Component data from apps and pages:
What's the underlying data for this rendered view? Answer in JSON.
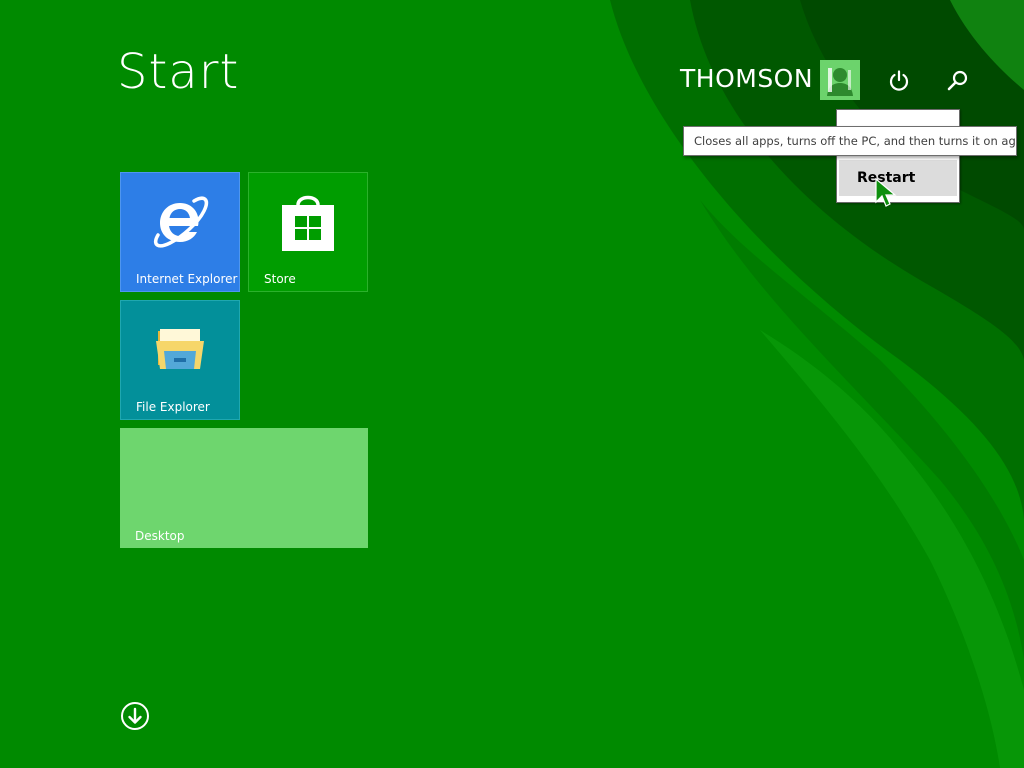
{
  "screen": {
    "title": "Start"
  },
  "user": {
    "name": "THOMSON"
  },
  "icons": {
    "avatar": "user-avatar-icon",
    "power": "power-icon",
    "search": "search-icon",
    "all_apps": "arrow-down-circle-icon"
  },
  "power_menu": {
    "items": [
      {
        "label": ""
      },
      {
        "label": "Restart"
      }
    ],
    "tooltip": "Closes all apps, turns off the PC, and then turns it on again."
  },
  "tiles": [
    {
      "label": "Internet Explorer",
      "icon": "internet-explorer-icon",
      "color": "#2d7ee7"
    },
    {
      "label": "Store",
      "icon": "store-bag-icon",
      "color": "#009d00"
    },
    {
      "label": "File Explorer",
      "icon": "folder-icon",
      "color": "#03909a"
    },
    {
      "label": "Desktop",
      "icon": "",
      "color": "#6ed66e"
    }
  ],
  "colors": {
    "background": "#008a00",
    "accent": "#6cd36c"
  }
}
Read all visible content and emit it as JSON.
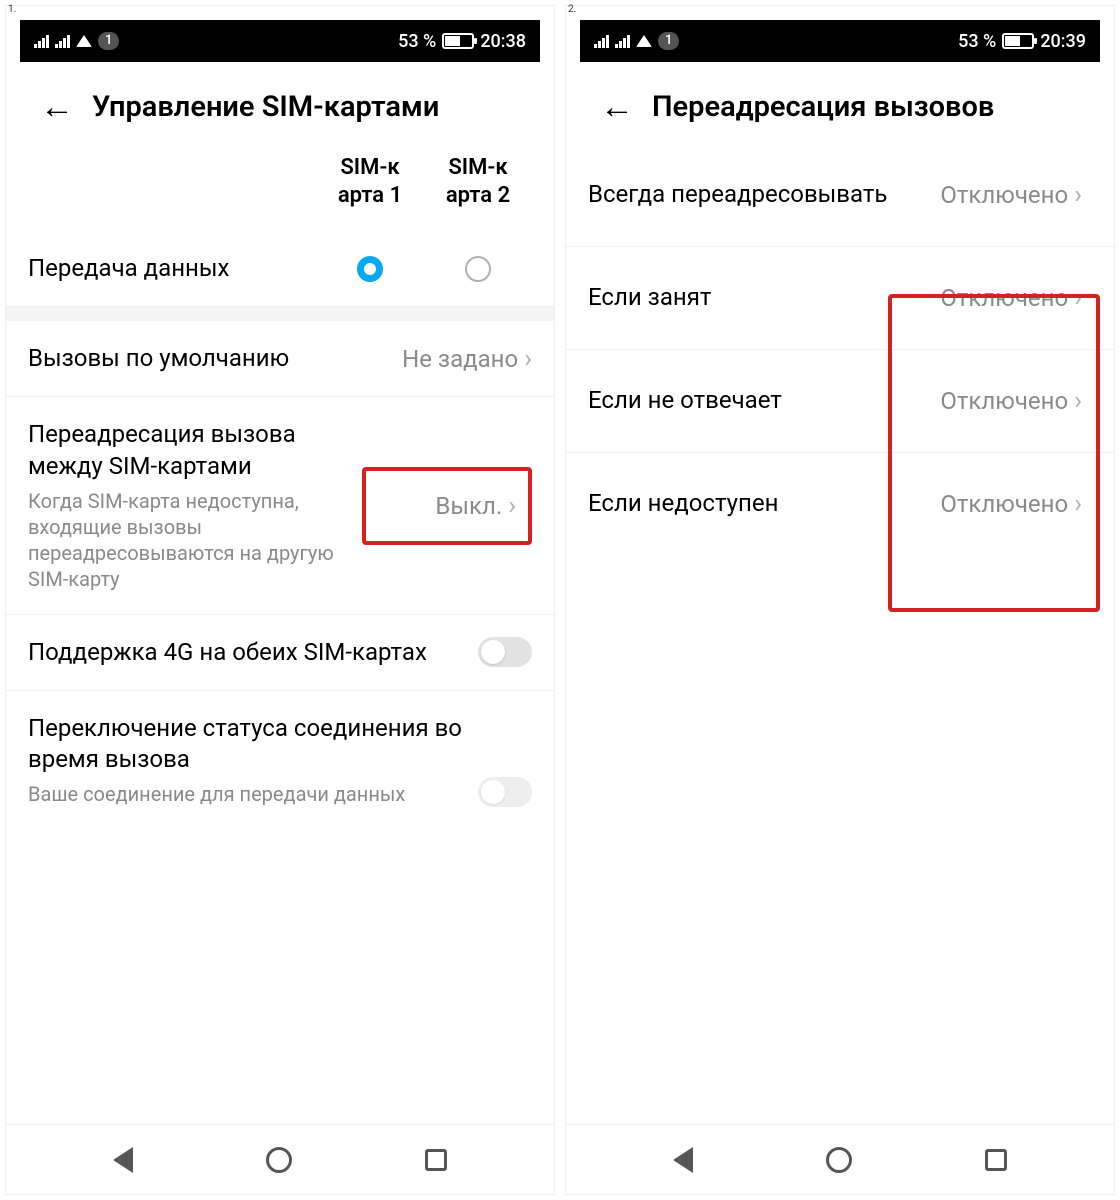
{
  "status": {
    "battery_pct_label": "53 %",
    "sim_badge": "1"
  },
  "left": {
    "num": "1.",
    "time": "20:38",
    "title": "Управление SIM-картами",
    "sim1_header": "SIM-к арта 1",
    "sim2_header": "SIM-к арта 2",
    "data_transfer_label": "Передача данных",
    "default_calls_label": "Вызовы по умолчанию",
    "default_calls_value": "Не задано",
    "call_fwd_label": "Переадресация вызова между SIM-картами",
    "call_fwd_sub": "Когда SIM-карта недоступна, входящие вызовы переадресовываются на другую SIM-карту",
    "call_fwd_value": "Выкл.",
    "support_4g_label": "Поддержка 4G на обеих SIM-картах",
    "switch_status_label": "Переключение статуса соединения во время вызова",
    "switch_status_sub": "Ваше соединение для передачи данных"
  },
  "right": {
    "num": "2.",
    "time": "20:39",
    "title": "Переадресация вызовов",
    "items": [
      {
        "label": "Всегда переадресовывать",
        "value": "Отключено"
      },
      {
        "label": "Если занят",
        "value": "Отключено"
      },
      {
        "label": "Если не отвечает",
        "value": "Отключено"
      },
      {
        "label": "Если недоступен",
        "value": "Отключено"
      }
    ]
  }
}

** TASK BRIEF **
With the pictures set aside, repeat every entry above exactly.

** FINISHED EXERCISE **
What's the underlying data for this rendered view? Answer in JSON.
{
  "screen": {
    "title": "Start"
  },
  "user": {
    "name": "THOMSON"
  },
  "icons": {
    "avatar": "user-avatar-icon",
    "power": "power-icon",
    "search": "search-icon",
    "all_apps": "arrow-down-circle-icon"
  },
  "power_menu": {
    "items": [
      {
        "label": ""
      },
      {
        "label": "Restart"
      }
    ],
    "tooltip": "Closes all apps, turns off the PC, and then turns it on again."
  },
  "tiles": [
    {
      "label": "Internet Explorer",
      "icon": "internet-explorer-icon",
      "color": "#2d7ee7"
    },
    {
      "label": "Store",
      "icon": "store-bag-icon",
      "color": "#009d00"
    },
    {
      "label": "File Explorer",
      "icon": "folder-icon",
      "color": "#03909a"
    },
    {
      "label": "Desktop",
      "icon": "",
      "color": "#6ed66e"
    }
  ],
  "colors": {
    "background": "#008a00",
    "accent": "#6cd36c"
  }
}
Read all visible content and emit it as JSON.
{
  "status": {
    "battery_pct_label": "53 %",
    "sim_badge": "1"
  },
  "left": {
    "num": "1.",
    "time": "20:38",
    "title": "Управление SIM-картами",
    "sim1_header": "SIM-к арта 1",
    "sim2_header": "SIM-к арта 2",
    "data_transfer_label": "Передача данных",
    "default_calls_label": "Вызовы по умолчанию",
    "default_calls_value": "Не задано",
    "call_fwd_label": "Переадресация вызова между SIM-картами",
    "call_fwd_sub": "Когда SIM-карта недоступна, входящие вызовы переадресовываются на другую SIM-карту",
    "call_fwd_value": "Выкл.",
    "support_4g_label": "Поддержка 4G на обеих SIM-картах",
    "switch_status_label": "Переключение статуса соединения во время вызова",
    "switch_status_sub": "Ваше соединение для передачи данных"
  },
  "right": {
    "num": "2.",
    "time": "20:39",
    "title": "Переадресация вызовов",
    "items": [
      {
        "label": "Всегда переадресовывать",
        "value": "Отключено"
      },
      {
        "label": "Если занят",
        "value": "Отключено"
      },
      {
        "label": "Если не отвечает",
        "value": "Отключено"
      },
      {
        "label": "Если недоступен",
        "value": "Отключено"
      }
    ]
  }
}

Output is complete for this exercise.